The finger and thumb OK symbol is commonly recognized as an indication that things are alright, or that somebody approves of something. But the ADL now says that the sign has been adopted by white nationalists.
Where did it start?
The symbol being associated with white nationalism started as a ruse from users of the 4chan website, who inaccurately connected the gesture to white supremacy.
This was supposed to prompt a strong reaction from the media and liberal idealists. They’d then be criticized for deploring such a harmless symbol. Now though, the sign is being used by white nationalists.
“At least some white supremacists seem to have abandoned the ironic or satiric intent behind the original trolling campaign and used the symbol as a sincere expression of white supremacy,” the ADL expressed in their report.
ADL experts think the phenomenon began after Australian white supremacist, Brenton Tarrant, was seen throwing an OK sign amidst a courtroom appearance shortly following his arrest. Tarrant – accused of slaughtering 51 individuals at two mosques in New Zealand earlier this year – claimed that he was innocent.
“We believe law enforcement and the public needs to be fully informed about the meaning of these images, which can serve as a first warning sign to the presence of haters in a community or school,” stated ADL Chief Executive Officer, Jonathan Greenblatt.
Another addition to ADL’s database of symbols is Dylan Roof’s bowlcut.
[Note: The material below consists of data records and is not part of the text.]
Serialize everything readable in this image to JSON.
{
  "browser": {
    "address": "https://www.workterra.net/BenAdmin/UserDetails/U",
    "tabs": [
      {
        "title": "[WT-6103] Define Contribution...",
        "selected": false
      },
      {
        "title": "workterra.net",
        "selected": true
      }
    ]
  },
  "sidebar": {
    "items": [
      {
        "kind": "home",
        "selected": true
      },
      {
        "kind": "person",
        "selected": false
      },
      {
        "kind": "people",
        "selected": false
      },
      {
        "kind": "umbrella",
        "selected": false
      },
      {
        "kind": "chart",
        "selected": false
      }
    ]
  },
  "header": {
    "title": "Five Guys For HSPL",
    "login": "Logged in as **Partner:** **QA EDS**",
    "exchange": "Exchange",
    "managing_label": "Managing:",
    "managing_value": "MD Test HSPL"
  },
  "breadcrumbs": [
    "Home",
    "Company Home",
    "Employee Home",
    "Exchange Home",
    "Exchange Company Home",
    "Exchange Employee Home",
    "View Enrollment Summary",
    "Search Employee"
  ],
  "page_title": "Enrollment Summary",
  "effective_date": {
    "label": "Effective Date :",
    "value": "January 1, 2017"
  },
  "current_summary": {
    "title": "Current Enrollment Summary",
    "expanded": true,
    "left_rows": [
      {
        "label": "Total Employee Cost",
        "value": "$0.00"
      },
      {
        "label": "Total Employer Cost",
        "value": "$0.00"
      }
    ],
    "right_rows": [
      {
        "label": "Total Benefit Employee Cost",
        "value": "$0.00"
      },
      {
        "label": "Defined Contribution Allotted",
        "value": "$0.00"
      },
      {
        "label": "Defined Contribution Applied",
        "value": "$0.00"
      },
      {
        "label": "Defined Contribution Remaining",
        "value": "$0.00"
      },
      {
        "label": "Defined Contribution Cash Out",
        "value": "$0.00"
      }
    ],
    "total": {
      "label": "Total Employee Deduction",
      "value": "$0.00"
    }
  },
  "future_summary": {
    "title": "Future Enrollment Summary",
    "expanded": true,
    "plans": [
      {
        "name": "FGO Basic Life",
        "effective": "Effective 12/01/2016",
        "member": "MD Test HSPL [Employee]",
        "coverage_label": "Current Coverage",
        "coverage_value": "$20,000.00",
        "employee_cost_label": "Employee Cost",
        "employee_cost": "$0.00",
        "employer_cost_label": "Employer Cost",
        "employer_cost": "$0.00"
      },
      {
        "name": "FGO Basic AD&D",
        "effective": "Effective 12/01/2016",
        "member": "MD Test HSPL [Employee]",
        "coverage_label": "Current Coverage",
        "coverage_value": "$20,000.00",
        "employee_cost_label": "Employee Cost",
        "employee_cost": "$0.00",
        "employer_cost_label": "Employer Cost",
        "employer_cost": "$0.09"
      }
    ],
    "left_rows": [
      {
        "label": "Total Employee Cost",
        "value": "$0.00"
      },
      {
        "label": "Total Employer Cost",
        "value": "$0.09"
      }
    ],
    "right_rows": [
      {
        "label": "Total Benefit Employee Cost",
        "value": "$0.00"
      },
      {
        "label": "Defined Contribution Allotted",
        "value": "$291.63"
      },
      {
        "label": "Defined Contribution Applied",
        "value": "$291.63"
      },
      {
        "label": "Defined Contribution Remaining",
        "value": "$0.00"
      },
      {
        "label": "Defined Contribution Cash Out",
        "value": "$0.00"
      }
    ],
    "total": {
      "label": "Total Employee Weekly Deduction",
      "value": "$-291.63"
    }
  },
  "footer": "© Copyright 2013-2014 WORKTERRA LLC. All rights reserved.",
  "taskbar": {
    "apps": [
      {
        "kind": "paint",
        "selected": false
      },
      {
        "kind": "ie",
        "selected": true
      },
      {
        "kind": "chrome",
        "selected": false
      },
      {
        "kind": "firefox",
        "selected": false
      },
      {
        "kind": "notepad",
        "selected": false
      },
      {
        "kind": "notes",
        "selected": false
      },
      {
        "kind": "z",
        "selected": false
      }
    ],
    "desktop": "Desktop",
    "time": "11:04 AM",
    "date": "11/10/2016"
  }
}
White supremacists use the bowlcut emoticon to represent Roof, who killed nine black people four years ago whilst they were praying at the Emanuel African Methodist Episcopal Church in Charleston, South Carolina.